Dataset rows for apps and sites
<<<<

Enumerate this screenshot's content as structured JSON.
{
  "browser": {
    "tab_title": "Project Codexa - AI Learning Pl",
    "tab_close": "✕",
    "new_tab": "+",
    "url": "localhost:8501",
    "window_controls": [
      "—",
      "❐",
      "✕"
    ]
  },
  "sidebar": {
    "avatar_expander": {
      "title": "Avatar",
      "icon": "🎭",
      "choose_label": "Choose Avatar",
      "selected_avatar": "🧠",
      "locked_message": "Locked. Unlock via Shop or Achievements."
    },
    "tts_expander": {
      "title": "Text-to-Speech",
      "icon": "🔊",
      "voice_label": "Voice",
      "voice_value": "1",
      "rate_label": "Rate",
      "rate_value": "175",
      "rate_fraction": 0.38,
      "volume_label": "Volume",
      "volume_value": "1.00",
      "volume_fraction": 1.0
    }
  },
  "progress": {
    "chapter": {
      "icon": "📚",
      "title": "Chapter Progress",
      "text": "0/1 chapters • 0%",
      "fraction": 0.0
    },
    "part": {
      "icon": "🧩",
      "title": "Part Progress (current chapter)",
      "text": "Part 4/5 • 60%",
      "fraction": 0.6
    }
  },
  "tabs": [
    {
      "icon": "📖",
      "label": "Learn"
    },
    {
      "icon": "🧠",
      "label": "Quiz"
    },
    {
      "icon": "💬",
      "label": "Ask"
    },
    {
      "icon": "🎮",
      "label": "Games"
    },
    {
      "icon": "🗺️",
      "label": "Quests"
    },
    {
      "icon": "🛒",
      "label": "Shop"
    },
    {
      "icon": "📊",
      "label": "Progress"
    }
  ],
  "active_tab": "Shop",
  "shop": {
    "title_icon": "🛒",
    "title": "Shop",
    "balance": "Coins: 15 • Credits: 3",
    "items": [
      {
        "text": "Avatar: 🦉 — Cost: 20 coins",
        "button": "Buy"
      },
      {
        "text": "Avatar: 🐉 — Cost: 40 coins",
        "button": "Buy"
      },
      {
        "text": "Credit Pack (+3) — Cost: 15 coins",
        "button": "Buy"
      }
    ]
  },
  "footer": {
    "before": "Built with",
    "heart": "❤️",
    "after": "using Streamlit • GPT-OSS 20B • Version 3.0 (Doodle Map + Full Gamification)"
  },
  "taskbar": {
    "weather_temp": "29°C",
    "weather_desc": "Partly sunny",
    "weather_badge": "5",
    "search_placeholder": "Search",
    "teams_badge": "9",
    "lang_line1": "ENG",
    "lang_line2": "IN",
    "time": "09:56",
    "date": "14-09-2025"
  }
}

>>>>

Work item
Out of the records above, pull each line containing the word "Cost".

Exercise result
        "text": "Avatar: 🦉 — Cost: 20 coins",
        "text": "Avatar: 🐉 — Cost: 40 coins",
        "text": "Credit Pack (+3) — Cost: 15 coins",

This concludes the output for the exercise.